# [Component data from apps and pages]

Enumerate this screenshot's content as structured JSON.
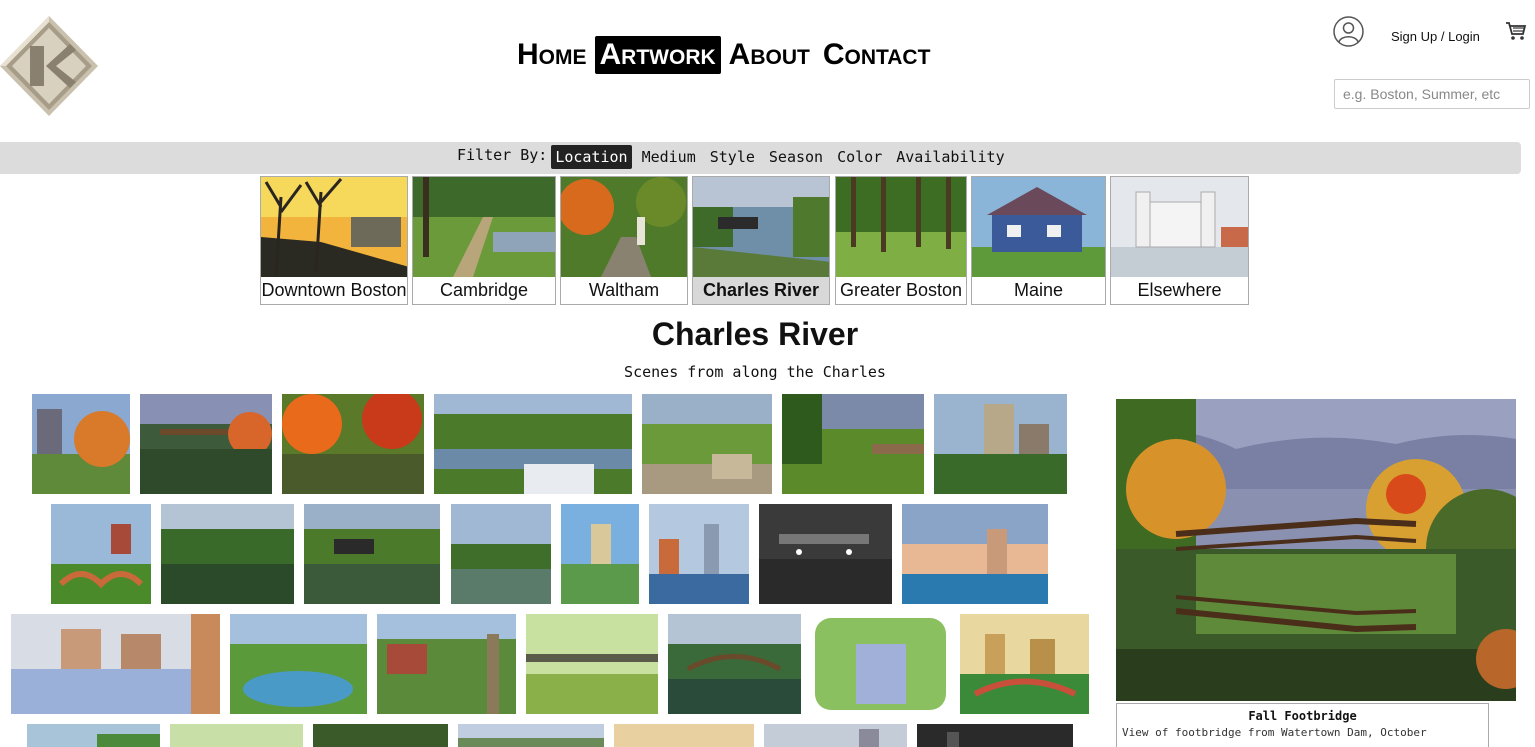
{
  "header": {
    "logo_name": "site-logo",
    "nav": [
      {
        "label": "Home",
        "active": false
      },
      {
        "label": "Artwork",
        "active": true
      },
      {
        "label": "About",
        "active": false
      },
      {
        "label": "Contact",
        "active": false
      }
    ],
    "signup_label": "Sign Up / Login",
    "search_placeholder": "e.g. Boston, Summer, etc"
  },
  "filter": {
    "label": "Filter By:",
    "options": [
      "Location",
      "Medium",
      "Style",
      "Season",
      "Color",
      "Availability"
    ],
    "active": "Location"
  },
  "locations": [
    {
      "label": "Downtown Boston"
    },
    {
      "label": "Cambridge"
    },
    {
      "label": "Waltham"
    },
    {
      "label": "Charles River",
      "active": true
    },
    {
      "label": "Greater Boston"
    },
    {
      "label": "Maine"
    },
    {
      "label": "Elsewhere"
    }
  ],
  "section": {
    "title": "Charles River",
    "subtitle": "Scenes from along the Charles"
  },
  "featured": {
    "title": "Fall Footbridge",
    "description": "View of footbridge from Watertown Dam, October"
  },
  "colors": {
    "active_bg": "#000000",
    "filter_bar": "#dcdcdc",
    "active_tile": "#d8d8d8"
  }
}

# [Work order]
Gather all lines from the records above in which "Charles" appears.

# [Reply to the task]
      "label": "Charles River",
    "title": "Charles River",
    "subtitle": "Scenes from along the Charles"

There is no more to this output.